> [What is being asked]
Search the material below for "speed" and copy every line where it occurs.
+++
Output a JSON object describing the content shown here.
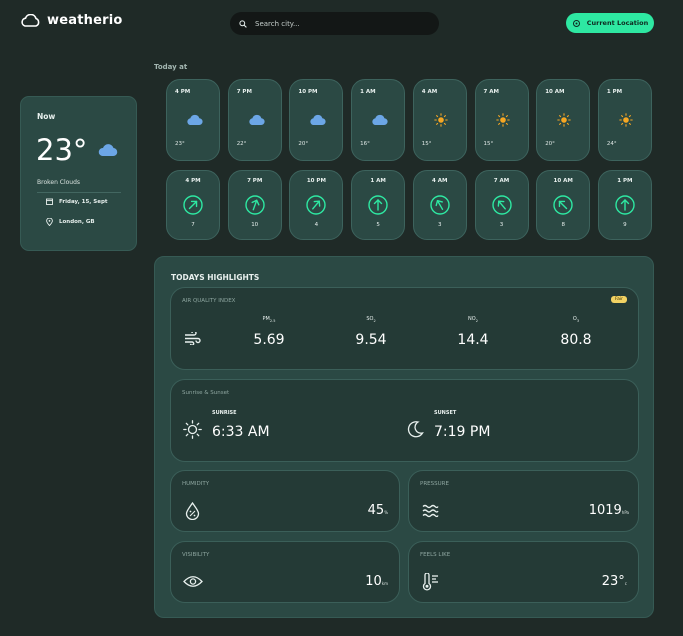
{
  "header": {
    "logo_text": "weatherio",
    "search_placeholder": "Search city...",
    "location_button": "Current Location"
  },
  "now": {
    "title": "Now",
    "temperature": "23°",
    "unit": "c",
    "description": "Broken Clouds",
    "date": "Friday, 15, Sept",
    "location": "London, GB",
    "icon": "cloud-icon"
  },
  "today_at": {
    "label": "Today at",
    "hourly": [
      {
        "time": "4 PM",
        "icon": "cloud-icon",
        "temp": "23°"
      },
      {
        "time": "7 PM",
        "icon": "cloud-icon",
        "temp": "22°"
      },
      {
        "time": "10 PM",
        "icon": "cloud-icon",
        "temp": "20°"
      },
      {
        "time": "1 AM",
        "icon": "cloud-icon",
        "temp": "16°"
      },
      {
        "time": "4 AM",
        "icon": "sun-icon",
        "temp": "15°"
      },
      {
        "time": "7 AM",
        "icon": "sun-icon",
        "temp": "15°"
      },
      {
        "time": "10 AM",
        "icon": "sun-icon",
        "temp": "20°"
      },
      {
        "time": "1 PM",
        "icon": "sun-icon",
        "temp": "24°"
      }
    ],
    "wind": [
      {
        "time": "4 PM",
        "icon": "wind-direction-icon",
        "speed": "7",
        "direction_deg": 45
      },
      {
        "time": "7 PM",
        "icon": "wind-direction-icon",
        "speed": "10",
        "direction_deg": 20
      },
      {
        "time": "10 PM",
        "icon": "wind-direction-icon",
        "speed": "4",
        "direction_deg": 40
      },
      {
        "time": "1 AM",
        "icon": "wind-direction-icon",
        "speed": "5",
        "direction_deg": 0
      },
      {
        "time": "4 AM",
        "icon": "wind-direction-icon",
        "speed": "3",
        "direction_deg": -30
      },
      {
        "time": "7 AM",
        "icon": "wind-direction-icon",
        "speed": "3",
        "direction_deg": -40
      },
      {
        "time": "10 AM",
        "icon": "wind-direction-icon",
        "speed": "8",
        "direction_deg": -45
      },
      {
        "time": "1 PM",
        "icon": "wind-direction-icon",
        "speed": "9",
        "direction_deg": 0
      }
    ]
  },
  "highlights": {
    "title": "TODAYS HIGHLIGHTS",
    "aqi": {
      "title": "AIR QUALITY INDEX",
      "badge": "Fair",
      "items": [
        {
          "label": "PM",
          "sub": "2.5",
          "value": "5.69"
        },
        {
          "label": "SO",
          "sub": "2",
          "value": "9.54"
        },
        {
          "label": "NO",
          "sub": "2",
          "value": "14.4"
        },
        {
          "label": "O",
          "sub": "3",
          "value": "80.8"
        }
      ]
    },
    "sun": {
      "title": "Sunrise & Sunset",
      "sunrise_label": "SUNRISE",
      "sunrise": "6:33 AM",
      "sunset_label": "SUNSET",
      "sunset": "7:19 PM"
    },
    "humidity": {
      "title": "HUMIDITY",
      "value": "45",
      "unit": "%"
    },
    "pressure": {
      "title": "PRESSURE",
      "value": "1019",
      "unit": "hPa"
    },
    "visibility": {
      "title": "VISIBILITY",
      "value": "10",
      "unit": "km"
    },
    "feels_like": {
      "title": "FEELS LIKE",
      "value": "23°",
      "unit": "c"
    }
  },
  "colors": {
    "accent": "#2ee8a2",
    "background": "#1f2a27",
    "card": "#2b4944",
    "sun": "#f5a623",
    "cloud": "#6ca6e6"
  }
}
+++
> [Solved problem]
        "speed": "7",
        "speed": "10",
        "speed": "4",
        "speed": "5",
        "speed": "3",
        "speed": "3",
        "speed": "8",
        "speed": "9",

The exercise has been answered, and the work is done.